Special Olympics logoMore than 1,100 athletes, coaches and chaperones from 49 counties take part in the Poly Hockey & Unified Bowling Finals each year and Michigan's Capital City is ready to welcome them with open arms.

"The indelible spirit of competition and camaraderie are on display in these games more than any other," said Mike Price, Executive Director of the GLSA. "We welcome these athletes along with their friends and families to our community and sincerely hope wonderful memories and friendships are made. It’s what the games are all about."

Poly Hockey and Bowling events will be going on throughout the community and numerous volunteer opportunities abound for those looking to enrich his or her life.


Poly Hockey action will occur at Eastern High School and Don Johnson Fieldhouse in Lansing on November 17th and 18th. Poly Hockey is an adaptive sport similar to floor hockey. Athletes use plastic hockey sticks and pucks and play on a floor surface. The poly hockey competition will consist of both team play and an individual skills contest.

Unified Bowling will occur at Royal Scot Golf bowl and Banquet Center in Lansing on the 17th and 18th as well.
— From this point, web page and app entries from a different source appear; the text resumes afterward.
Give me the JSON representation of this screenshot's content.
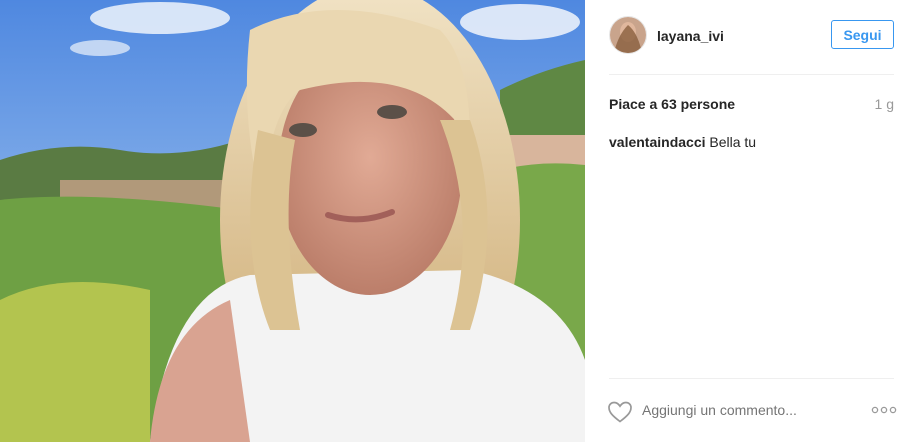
{
  "post": {
    "author": {
      "username": "layana_ivi"
    },
    "follow_label": "Segui",
    "likes_text": "Piace a 63 persone",
    "age_text": "1 g",
    "comments": [
      {
        "user": "valentaindacci",
        "text": "Bella tu"
      }
    ],
    "comment_placeholder": "Aggiungi un commento...",
    "colors": {
      "accent": "#3897f0",
      "muted": "#999999",
      "text": "#262626",
      "divider": "#efefef"
    },
    "icons": {
      "like": "heart-outline-icon",
      "options": "ellipsis-icon"
    }
  }
}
Unified bowling pairs a Special Olympics Michigan athlete with an athlete who does not have an intellectual disability.


Do something special this weekend and volunteer to be a part of the Poly Hockey & Unified Bowling Finals!


special olympics volunteerScorekeeper (1-2 per court): Volunteers will work with officials in recording the scores for each game and for updating the score on the scoreboard. Volunteers will keep track of athlete numbers and goals scored and will turn in the final score at the end of each game to the registration table so that scores can be posted in a timely manner.

Timer (1 per court): The timer is responsible for keeping the official time during the game on the scoreboard and also for working with the officials during timeouts to keep track of the time.

Skills (5 per station): The individual skills contest is designed for lower functioning athletes who may not be ready to have meaningful involvement in team competition. Events in the skills competition include the shoot around the goal, pass, stick handling and shoot for accuracy. Volunteers will assist with scorekeeping, judging, timing and escorting the athletes between the events.

Special Events (5-10 per shift): Special events are events designed to provide fun, social interaction and a positive experience for athletes when they are not competing. Special Events include: games, crafts and more and are a great way to interact with our athletes in a social setting.

"As the organization focused on bringing athletic tournaments and events to the Greater Lansing area, I'm very proud of the work we've done with the Special Olympics of Michigan," continued Price. "I encourage Lansing residents to get out to these events, or possibly volunteer, and find yourself falling in love with the passion and love for sport, the value of teamwork, in these dedicated athletes."

For information on volunteering with this meaningful cause beyond this weekend, find the information on the Special Olympics of Michigan website.